Wang, J. et al. The role of peritoneal alternatively activated macrophages in the process of peritoneal fibrosis related to peritoneal dialysis. Int. J. Mol. Sci. 14, 10369–10382 (2013).
This project was supported by grants from the National Natural Science Foundation of China (Nos. 81373212 and 81773324), Shanghai Municipal Commission of Health and Family Planning (No. 2017ZZ02002), and the Natural Science Foundation of Shanghai (No. 16ZR1404900). We thank Xianfeng Wu for the sample collection.
Conflict of interest
The authors declare that they have no conflict of interest.
Publisher's note: Springer Nature remains neutral with regard to jurisdictional claims in published maps and institutional affiliations.
Edited by T. Kaufmann
Electronic supplementary material
About this article
Cite this article
Wang, J., Xie, L., Wang, S. et al. Azithromycin promotes alternatively activated macrophage phenotype in systematic lupus erythematosus via PI3K/Akt signaling pathway.

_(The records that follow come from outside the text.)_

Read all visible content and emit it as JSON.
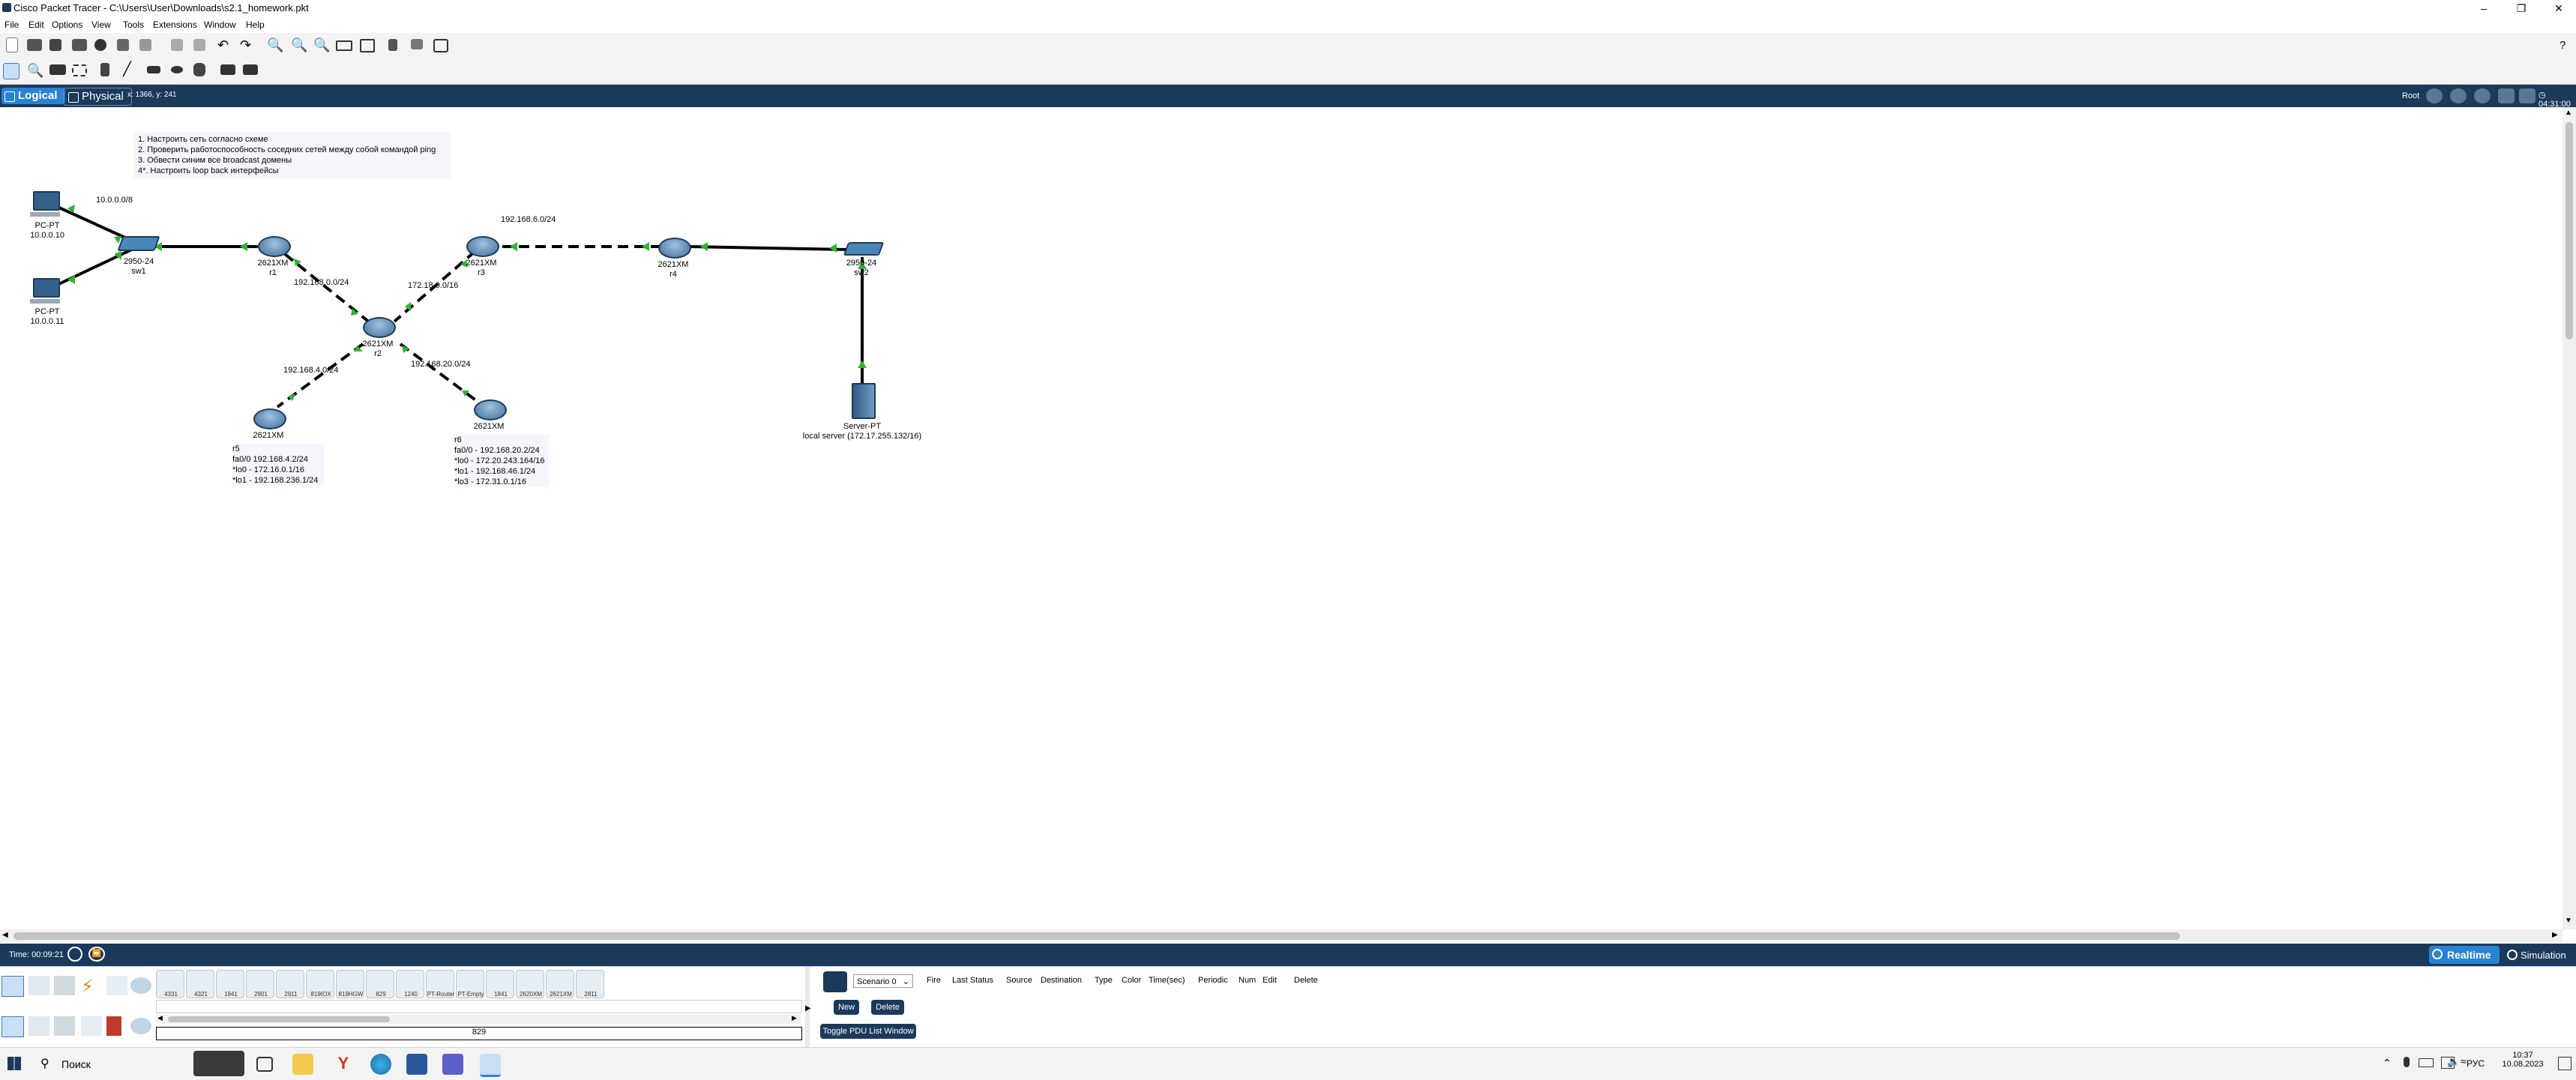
{
  "window": {
    "title": "Cisco Packet Tracer - C:\\Users\\User\\Downloads\\s2.1_homework.pkt",
    "help": "?"
  },
  "menu": [
    "File",
    "Edit",
    "Options",
    "View",
    "Tools",
    "Extensions",
    "Window",
    "Help"
  ],
  "viewbar": {
    "logical": "Logical",
    "physical": "Physical",
    "coords": "x: 1366, y: 241",
    "root": "Root",
    "clock": "04:31:00"
  },
  "notes": {
    "tasks": [
      "1. Настроить сеть согласно схеме",
      "2. Проверить работоспособность соседних сетей между собой командой ping",
      "3. Обвести синим все broadcast домены",
      "4*. Настроить loop back интерфейсы"
    ]
  },
  "nodes": {
    "pc0": {
      "type": "PC-PT",
      "ip": "10.0.0.10"
    },
    "pc1": {
      "type": "PC-PT",
      "ip": "10.0.0.11"
    },
    "sw1": {
      "model": "2950-24",
      "name": "sw1"
    },
    "r1": {
      "model": "2621XM",
      "name": "r1"
    },
    "r2": {
      "model": "2621XM",
      "name": "r2"
    },
    "r3": {
      "model": "2621XM",
      "name": "r3"
    },
    "r4": {
      "model": "2621XM",
      "name": "r4"
    },
    "r5": {
      "model": "2621XM",
      "name": "r5",
      "info": [
        "fa0/0 192.168.4.2/24",
        "*lo0 - 172.16.0.1/16",
        "*lo1 - 192.168.236.1/24"
      ]
    },
    "r6": {
      "model": "2621XM",
      "name": "r6",
      "info": [
        "fa0/0 - 192.168.20.2/24",
        "*lo0 - 172.20.243.164/16",
        "*lo1 - 192.168.46.1/24",
        "*lo3 - 172.31.0.1/16"
      ]
    },
    "sw2": {
      "model": "2950-24",
      "name": "sw2"
    },
    "server": {
      "type": "Server-PT",
      "name": "local server (172.17.255.132/16)"
    }
  },
  "networks": {
    "n1": "10.0.0.0/8",
    "n2": "192.168.0.0/24",
    "n3": "172.18.0.0/16",
    "n4": "192.168.6.0/24",
    "n5": "192.168.4.0/24",
    "n6": "192.168.20.0/24"
  },
  "status": {
    "time": "Time: 00:09:21",
    "realtime": "Realtime",
    "simulation": "Simulation"
  },
  "bottom": {
    "devices": [
      "4331",
      "4321",
      "1941",
      "2901",
      "2911",
      "819IOX",
      "819HGW",
      "829",
      "1240",
      "PT-Router",
      "PT-Empty",
      "1841",
      "2620XM",
      "2621XM",
      "2811"
    ],
    "selected_label": "829",
    "scenario": "Scenario 0",
    "new": "New",
    "delete": "Delete",
    "toggle": "Toggle PDU List Window",
    "columns": [
      "Fire",
      "Last Status",
      "Source",
      "Destination",
      "Type",
      "Color",
      "Time(sec)",
      "Periodic",
      "Num",
      "Edit",
      "Delete"
    ]
  },
  "taskbar": {
    "search": "Поиск",
    "lang": "РУС",
    "time": "10:37",
    "date": "10.08.2023"
  },
  "colors": {
    "navy": "#1b3a5b",
    "link_up": "#2db52d",
    "realtime": "#2a82d4"
  }
}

Cell Death Dis 9, 1080 (2018). https://doi.org/10.1038/s41419-018-1097-5
Azithromycin alleviates systemic lupus erythematosus via the promotion of M2 polarisation in lupus mice
Cell Death Discovery (2021)
Probiotics and Antimicrobial Proteins (2020)